Myths about psoriasis
People with psoriasis go through isolation, anxiety and are likely to have depression. Therefore, it is important for everyone to know the right facts about this condition and spread awareness as much as possible.
6 myths and facts associated with psoriasis:
Myth #1: Psoriasis is contagious
Since psoriasis is very visible, people think it is communicable. It is an absolutely non-contagious disease. It is an autoimmune disorder in which the regeneration of skin cells is accelerated at a very higher pace than usual. Any kind of physical contact with a person who has the condition, by no means will lead you to get psoriasis.
Myth #2: Poor hygiene leads to psoriasis
Psoriasis is an autoimmune disease and hygiene has no role in it. It is neither the cause nor could it elevate the disorder.
Myth #3: It is only a skin condition
Though it often manifests as red itchy patches on the skin, it could even affect nails, mouth, joints, etc, and cause several medical conditions such as psoriatic arthritis.
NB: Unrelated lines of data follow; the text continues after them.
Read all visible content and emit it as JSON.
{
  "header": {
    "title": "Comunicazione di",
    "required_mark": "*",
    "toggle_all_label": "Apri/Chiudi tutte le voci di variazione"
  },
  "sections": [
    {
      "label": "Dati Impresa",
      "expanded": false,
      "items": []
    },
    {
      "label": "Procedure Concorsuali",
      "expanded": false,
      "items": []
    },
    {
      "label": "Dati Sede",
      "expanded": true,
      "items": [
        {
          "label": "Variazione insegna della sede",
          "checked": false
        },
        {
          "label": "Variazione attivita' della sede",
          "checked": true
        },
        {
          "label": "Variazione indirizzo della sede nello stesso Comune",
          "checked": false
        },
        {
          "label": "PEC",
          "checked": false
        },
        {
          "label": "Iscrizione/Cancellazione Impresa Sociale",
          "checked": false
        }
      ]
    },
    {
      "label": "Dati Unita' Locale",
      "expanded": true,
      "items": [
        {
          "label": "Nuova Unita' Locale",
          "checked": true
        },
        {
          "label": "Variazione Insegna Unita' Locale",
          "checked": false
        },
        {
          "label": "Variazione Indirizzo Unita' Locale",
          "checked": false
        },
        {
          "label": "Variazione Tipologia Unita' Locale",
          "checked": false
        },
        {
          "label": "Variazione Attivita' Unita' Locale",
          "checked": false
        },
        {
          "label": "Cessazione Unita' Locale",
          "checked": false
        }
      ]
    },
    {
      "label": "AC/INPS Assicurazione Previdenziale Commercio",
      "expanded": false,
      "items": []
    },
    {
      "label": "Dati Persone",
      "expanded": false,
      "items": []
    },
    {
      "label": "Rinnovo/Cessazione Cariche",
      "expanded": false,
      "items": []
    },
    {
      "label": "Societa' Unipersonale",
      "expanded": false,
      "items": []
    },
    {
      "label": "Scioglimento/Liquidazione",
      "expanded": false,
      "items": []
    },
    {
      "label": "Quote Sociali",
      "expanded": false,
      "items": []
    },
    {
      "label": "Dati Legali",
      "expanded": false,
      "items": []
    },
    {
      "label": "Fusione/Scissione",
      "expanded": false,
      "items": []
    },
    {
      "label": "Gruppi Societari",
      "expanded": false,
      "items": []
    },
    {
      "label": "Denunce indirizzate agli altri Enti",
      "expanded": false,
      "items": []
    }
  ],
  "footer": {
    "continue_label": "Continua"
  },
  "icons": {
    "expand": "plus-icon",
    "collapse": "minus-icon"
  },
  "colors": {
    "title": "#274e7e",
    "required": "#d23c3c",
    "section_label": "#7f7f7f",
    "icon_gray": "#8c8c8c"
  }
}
The risk of developing heart disease, vision issues, heart conditions, etc also increases.
Myth #4: It is an adult condition
Genetics is one of the causes of the condition. So, psoriasis affects children as well with as high as a 50 percent chance if both parents have the disorder.
Myth #5: It only manifests as one type
Five types of psoriasis exist, depending on the etiology namely plaque, inverse, guttate, pustular, and erythrodermic.
Myth #6: There is no treatment
There isn’t any permanent cure for psoriasis yet but there exist effective treatments that can improve the severity of signs and symptoms and lowers the risk of developing other health conditions.
How to manage psoriasis?
Regular treatment is the key to managing psoriasis. Therefore, seeing a doctor is necessary and the best solution will be prescribed by your healthcare provider according to the severity of the disease as it is different for everyone.
Additionally, give extra moisturizer to the skin, don’t allow skin to dry, expose body to sunlight, do regular exercise to make joints stronger, reduce stress levels, and quit smoking and drinking alcohol to ease psoriasis.